Is the Sheriff-ICE Connection Too Cozy?

Brown Describes the Relationship While Critics Voice Their Concerns

Demonstrators gathered Tuesday outside the county administration building.

Paul Wellman

Demonstrators gathered Tuesday outside the county administration building.

More than a dozen community members and members from the Central Coast Alliance United for a Sustainable Economy (CAUSE) gathered outside of the county government building, chanting, “ICE has got to go!” in anticipation of the last agenda item at this Tuesday’s County Board of Supervisors meeting. The board was holding its first community forum mandated by the Transparent Review of Unjust Transfers and Holds (TRUTH) Act, which went into effect January 1, 2017. Under the TRUTH Act, legislative bodies in California are required to hold at least one forum a year if local law enforcement allowed ICE access to any individuals in their custody in the previous year. In 2017, ICE requested release date information for 526 inmates in Santa Barbara County Jail and picked up 351 individuals from Sheriff’s Office custody.

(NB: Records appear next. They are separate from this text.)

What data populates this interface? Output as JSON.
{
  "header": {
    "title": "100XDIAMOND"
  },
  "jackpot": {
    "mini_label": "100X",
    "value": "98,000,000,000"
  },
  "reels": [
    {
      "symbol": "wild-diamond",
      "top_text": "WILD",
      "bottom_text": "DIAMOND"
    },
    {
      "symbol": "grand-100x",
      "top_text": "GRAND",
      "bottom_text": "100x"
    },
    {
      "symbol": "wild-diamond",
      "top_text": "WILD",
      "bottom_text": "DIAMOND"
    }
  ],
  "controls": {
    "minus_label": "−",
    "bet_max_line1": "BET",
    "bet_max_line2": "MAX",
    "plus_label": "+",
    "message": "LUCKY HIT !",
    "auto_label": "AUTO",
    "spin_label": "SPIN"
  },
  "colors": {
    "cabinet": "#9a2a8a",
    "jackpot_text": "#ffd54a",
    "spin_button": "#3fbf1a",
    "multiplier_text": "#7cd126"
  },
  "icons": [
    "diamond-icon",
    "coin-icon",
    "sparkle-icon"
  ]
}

“The Santa Barbara County Sheriff’s Office does cooperate with ICE officials to the extent permitted by law,” Sheriff Bill Brown told the board. In 2017, cooperating with ICE took one of these five forms: (1) responding to an ICE hold, notification, or transfer request; (2) providing notification to ICE in advance of the public that an individual would be released at a certain date and time; (3) providing ICE non-publicly available information on release dates, home addresses, or work addresses; (4) allowing ICE to interview an individual in jail; (5) providing information on probation or parole check-ins.

As of January 1, 2018, ICE officials use the jail’s new records management system to search for an individual. Through the “Who Is in Custody” feature, anyone can search via first or last name and access the individuals release date. Community members are suspicious of the new records management system’s implementation date coinciding with the Values Act, which also came into effect January 1, 2018. The Values Act limits the types of crimes for which law enforcement can contact ICE.

People expressed concerns Tuesday over the “Who Is in Custody” feature. Lupita Rios described the feature as a “cruel act to undermine the Values Act.” Others provided testimony of family members who had been detained by ICE upon their release for low level crimes. CAUSE organizers argued that deportation isn’t necessary to enforce the law for crimes unrelated to crossing the border. “Undocumented people are no less human and no more criminal than someone of citizen status,” said CAUSE organizer Alejandra Melgoza. The concern over punishing undocumented persons twice or more harshly than their documented counterparts was echoed by many. “Within the justice system everyone should be treated the same,” said Rodriguez. “Serve time with law enforcement, rehabilitate, and come back to the community.”

Speakers also expressed concern over the breach of trust between law enforcement and the immigrant community. Santa Maria CAUSE Organizer Hazel Davalos asked the board to remember the 3,000-person protest in 2014 against the Santa Maria ICE facility. “It is so clear that the fear of ICE is real,” said Davalos. That fear can prevent members of the immigrant community from reporting crimes out of suspicion that law enforcement may turn them or their loved ones over to ICE. This is especially true in domestic-violence cases when a partner is undocumented. “Any collaboration or perceived collaboration with ICE is really a slap in the face to our community and a slap in the face to the TRUTH Act [and] the Values Act” said Jorge Gil. “Even the appearance of collaborating with ICE is not acceptable. We voted differently in this state.”